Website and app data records
+++

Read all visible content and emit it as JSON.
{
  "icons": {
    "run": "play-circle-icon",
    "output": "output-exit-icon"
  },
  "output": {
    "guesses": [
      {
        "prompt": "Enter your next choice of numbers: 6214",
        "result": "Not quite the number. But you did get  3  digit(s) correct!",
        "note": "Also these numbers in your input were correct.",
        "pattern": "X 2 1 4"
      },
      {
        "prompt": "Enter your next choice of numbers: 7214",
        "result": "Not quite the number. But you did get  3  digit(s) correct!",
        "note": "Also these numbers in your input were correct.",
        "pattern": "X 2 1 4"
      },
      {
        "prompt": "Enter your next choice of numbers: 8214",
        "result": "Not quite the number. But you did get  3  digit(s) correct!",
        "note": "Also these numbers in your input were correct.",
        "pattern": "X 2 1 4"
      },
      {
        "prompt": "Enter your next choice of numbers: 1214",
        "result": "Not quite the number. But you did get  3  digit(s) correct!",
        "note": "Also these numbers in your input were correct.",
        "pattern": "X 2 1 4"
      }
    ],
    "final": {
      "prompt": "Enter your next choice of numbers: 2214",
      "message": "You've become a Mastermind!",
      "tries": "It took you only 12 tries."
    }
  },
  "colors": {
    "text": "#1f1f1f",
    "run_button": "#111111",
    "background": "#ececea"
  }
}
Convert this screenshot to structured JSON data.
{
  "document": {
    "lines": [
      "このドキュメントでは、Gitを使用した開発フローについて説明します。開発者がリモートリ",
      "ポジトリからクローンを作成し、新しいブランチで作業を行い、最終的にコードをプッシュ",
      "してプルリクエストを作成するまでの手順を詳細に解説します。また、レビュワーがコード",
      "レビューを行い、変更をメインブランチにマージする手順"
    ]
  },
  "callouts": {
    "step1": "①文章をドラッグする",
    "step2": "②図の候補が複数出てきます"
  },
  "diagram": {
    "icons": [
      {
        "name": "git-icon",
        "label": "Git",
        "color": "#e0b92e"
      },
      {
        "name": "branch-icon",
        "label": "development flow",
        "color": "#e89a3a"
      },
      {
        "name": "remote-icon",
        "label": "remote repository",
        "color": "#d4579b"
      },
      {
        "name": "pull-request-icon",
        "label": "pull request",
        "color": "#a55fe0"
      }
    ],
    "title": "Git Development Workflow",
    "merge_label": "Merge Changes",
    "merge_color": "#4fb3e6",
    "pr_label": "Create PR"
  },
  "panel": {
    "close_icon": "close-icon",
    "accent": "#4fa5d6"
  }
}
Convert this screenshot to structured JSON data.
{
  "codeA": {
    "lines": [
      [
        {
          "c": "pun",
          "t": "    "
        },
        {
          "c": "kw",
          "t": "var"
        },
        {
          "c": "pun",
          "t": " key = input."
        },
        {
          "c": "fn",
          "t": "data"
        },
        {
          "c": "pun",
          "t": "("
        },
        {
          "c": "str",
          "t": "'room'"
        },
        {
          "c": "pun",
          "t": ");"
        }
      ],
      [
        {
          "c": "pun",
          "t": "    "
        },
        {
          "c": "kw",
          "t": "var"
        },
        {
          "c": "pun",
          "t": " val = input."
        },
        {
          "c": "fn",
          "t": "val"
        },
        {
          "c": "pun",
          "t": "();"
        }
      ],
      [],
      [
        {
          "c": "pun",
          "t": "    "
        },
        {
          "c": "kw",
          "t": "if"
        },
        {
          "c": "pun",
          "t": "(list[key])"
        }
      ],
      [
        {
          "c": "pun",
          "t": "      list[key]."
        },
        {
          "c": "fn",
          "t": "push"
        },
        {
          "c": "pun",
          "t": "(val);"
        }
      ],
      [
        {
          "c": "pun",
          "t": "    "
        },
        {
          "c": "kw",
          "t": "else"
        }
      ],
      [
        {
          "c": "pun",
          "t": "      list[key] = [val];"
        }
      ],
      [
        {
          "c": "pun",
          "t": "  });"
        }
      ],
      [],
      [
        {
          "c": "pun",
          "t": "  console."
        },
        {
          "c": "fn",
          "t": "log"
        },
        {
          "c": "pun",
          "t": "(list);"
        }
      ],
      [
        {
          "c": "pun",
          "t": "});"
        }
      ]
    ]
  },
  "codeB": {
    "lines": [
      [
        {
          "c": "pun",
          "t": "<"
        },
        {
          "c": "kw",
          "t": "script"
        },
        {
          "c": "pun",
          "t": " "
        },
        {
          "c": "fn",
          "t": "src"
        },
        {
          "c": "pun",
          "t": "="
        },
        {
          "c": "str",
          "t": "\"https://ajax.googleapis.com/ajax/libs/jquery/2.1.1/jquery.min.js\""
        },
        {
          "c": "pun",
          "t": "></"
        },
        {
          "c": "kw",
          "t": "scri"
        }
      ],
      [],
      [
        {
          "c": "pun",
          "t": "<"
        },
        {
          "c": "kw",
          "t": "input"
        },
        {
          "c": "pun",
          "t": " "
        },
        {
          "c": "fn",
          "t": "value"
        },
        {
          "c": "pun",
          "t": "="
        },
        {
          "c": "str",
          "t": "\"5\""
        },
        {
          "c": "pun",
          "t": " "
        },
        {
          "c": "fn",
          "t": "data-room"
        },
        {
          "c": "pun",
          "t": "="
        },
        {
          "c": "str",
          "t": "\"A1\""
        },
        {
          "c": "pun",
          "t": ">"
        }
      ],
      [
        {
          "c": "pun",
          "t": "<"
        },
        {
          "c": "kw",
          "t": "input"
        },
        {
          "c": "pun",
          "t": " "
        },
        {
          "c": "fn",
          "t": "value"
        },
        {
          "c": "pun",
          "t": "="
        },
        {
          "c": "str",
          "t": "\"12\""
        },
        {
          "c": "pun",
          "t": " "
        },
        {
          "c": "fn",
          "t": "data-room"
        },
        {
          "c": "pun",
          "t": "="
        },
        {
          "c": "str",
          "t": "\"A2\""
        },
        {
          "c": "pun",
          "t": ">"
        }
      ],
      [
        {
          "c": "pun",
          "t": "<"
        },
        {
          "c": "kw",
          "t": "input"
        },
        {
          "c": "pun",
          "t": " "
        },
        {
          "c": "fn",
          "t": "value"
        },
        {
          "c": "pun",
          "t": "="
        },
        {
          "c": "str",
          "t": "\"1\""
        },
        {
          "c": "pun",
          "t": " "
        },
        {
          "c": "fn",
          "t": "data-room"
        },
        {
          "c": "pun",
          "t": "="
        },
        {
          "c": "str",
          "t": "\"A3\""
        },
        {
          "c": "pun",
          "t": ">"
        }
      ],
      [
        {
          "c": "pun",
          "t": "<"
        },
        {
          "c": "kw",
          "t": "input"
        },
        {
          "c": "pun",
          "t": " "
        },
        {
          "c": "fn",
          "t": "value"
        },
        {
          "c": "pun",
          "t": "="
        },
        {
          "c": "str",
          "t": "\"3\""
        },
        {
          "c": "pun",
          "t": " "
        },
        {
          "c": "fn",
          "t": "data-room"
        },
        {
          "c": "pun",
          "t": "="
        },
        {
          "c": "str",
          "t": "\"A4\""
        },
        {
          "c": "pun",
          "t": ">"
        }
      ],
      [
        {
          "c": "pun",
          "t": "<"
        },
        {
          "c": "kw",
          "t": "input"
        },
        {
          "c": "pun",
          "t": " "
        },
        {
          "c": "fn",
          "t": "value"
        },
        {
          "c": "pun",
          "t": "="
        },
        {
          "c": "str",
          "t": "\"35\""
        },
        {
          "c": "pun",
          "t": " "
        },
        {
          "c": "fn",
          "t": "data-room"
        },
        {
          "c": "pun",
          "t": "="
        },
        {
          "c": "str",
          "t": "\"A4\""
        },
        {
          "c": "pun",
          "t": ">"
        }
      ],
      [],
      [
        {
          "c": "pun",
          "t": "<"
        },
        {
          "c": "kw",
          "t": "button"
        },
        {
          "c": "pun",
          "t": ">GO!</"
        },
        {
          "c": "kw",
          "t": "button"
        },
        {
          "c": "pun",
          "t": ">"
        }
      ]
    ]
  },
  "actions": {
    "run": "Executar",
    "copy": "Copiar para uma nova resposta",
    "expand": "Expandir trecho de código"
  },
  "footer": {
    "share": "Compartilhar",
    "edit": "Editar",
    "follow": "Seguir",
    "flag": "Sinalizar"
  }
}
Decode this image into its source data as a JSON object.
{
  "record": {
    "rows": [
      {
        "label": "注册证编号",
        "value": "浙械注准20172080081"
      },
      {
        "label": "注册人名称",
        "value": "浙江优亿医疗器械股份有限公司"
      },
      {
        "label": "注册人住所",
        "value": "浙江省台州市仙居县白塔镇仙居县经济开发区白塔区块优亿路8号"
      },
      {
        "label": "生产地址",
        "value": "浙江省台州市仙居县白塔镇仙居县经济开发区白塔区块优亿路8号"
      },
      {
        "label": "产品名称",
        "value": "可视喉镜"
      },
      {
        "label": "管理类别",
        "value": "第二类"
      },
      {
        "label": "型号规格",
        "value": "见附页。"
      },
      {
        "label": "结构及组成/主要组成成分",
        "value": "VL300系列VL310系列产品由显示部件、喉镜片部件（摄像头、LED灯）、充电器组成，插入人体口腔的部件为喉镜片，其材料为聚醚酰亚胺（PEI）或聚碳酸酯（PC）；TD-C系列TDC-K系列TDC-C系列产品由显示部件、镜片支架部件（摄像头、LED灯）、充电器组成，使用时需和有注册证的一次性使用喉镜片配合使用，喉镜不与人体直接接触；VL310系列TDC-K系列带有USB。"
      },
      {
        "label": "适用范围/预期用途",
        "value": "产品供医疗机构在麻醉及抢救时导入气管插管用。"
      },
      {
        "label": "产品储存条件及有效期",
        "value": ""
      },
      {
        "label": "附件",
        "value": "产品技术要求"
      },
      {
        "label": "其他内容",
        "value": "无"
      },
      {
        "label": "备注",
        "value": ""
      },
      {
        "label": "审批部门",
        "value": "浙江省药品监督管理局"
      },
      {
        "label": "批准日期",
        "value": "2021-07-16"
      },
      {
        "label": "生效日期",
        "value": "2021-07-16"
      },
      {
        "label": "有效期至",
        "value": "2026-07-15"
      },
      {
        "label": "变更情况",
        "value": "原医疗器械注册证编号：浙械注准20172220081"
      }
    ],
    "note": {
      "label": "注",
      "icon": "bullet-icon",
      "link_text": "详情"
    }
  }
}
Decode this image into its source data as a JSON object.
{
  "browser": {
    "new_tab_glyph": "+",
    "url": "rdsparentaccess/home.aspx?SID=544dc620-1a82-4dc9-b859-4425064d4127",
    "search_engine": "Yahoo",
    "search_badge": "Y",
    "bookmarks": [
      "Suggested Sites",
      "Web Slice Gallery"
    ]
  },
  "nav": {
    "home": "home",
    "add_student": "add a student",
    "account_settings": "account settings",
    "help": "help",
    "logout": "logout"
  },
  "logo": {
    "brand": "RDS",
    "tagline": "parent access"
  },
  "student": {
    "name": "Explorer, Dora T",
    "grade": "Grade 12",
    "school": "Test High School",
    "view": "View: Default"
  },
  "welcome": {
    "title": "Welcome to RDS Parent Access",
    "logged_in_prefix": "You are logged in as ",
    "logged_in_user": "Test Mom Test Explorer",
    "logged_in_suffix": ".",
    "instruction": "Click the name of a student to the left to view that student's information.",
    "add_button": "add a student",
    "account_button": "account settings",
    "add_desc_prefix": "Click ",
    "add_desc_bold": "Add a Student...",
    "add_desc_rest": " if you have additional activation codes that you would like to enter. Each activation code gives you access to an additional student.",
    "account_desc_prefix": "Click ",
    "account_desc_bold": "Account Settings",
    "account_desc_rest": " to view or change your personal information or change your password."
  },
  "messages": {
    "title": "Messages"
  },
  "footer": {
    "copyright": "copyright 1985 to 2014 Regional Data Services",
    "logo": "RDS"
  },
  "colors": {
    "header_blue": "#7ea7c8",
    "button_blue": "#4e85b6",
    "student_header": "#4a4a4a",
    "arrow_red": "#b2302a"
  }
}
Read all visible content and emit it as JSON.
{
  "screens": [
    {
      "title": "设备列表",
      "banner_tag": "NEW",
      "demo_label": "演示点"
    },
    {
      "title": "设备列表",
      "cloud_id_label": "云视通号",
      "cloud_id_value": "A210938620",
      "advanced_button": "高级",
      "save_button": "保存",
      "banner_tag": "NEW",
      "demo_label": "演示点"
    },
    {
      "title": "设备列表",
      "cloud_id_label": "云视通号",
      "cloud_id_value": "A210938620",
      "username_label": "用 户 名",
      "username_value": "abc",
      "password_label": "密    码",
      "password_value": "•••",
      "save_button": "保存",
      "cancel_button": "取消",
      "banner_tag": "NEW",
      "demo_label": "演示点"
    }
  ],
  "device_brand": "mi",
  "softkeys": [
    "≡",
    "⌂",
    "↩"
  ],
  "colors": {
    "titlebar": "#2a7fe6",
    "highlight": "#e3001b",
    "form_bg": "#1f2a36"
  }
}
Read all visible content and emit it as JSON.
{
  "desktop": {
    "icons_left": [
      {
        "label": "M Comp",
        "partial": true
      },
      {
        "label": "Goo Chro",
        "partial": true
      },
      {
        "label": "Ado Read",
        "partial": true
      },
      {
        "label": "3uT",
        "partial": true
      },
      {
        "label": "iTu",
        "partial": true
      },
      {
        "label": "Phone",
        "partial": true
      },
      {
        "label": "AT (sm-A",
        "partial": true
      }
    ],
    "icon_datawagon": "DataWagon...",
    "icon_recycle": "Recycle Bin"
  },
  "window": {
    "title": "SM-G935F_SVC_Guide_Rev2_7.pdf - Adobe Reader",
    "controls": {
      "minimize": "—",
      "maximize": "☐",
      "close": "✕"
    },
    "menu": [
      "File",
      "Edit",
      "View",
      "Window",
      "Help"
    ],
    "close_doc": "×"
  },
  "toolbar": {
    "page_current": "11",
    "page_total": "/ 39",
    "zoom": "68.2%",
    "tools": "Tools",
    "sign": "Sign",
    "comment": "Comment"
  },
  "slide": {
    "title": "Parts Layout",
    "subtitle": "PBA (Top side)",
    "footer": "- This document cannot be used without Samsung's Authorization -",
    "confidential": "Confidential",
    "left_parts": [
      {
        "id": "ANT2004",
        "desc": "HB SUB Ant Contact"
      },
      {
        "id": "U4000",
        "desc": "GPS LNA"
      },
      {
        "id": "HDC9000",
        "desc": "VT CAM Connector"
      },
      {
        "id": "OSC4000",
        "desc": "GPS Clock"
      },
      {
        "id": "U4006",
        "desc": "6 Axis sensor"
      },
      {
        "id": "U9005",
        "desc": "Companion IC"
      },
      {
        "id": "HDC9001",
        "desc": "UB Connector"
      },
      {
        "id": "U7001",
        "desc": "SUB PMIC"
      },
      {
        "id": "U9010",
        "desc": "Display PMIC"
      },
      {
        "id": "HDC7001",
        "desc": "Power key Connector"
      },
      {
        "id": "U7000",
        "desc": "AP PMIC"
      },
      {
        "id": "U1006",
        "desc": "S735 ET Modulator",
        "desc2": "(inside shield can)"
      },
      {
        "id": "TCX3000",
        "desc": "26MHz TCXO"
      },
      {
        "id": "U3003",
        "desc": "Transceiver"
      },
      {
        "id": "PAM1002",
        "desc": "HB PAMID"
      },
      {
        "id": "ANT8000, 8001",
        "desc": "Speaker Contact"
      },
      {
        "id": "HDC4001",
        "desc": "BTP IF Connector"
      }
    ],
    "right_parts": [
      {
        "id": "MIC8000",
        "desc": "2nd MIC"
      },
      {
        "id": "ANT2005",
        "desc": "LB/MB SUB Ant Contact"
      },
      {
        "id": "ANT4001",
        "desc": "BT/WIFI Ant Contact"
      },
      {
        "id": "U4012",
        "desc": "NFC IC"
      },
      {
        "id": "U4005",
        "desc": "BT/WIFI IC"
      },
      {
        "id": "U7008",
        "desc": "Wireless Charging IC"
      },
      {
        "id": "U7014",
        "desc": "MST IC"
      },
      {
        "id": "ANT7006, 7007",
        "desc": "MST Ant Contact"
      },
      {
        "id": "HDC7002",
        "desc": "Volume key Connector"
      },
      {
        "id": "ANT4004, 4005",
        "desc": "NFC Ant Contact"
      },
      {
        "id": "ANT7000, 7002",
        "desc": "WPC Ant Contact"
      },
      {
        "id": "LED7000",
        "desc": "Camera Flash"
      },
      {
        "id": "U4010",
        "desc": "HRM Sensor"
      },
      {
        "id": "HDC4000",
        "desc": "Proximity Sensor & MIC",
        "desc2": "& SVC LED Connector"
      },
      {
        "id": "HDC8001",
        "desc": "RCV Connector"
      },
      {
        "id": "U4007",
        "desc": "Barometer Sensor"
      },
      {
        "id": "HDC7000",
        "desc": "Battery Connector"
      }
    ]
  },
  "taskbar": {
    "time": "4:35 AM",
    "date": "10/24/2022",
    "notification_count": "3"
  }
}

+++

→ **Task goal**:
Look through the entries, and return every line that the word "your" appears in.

→ **Answer to the problem**:
        "prompt": "Enter your next choice of numbers: 6214",
        "note": "Also these numbers in your input were correct.",
        "prompt": "Enter your next choice of numbers: 7214",
        "note": "Also these numbers in your input were correct.",
        "prompt": "Enter your next choice of numbers: 8214",
        "note": "Also these numbers in your input were correct.",
        "prompt": "Enter your next choice of numbers: 1214",
        "note": "Also these numbers in your input were correct.",
      "prompt": "Enter your next choice of numbers: 2214",
    "account_desc_rest": " to view or change your personal information or change your password."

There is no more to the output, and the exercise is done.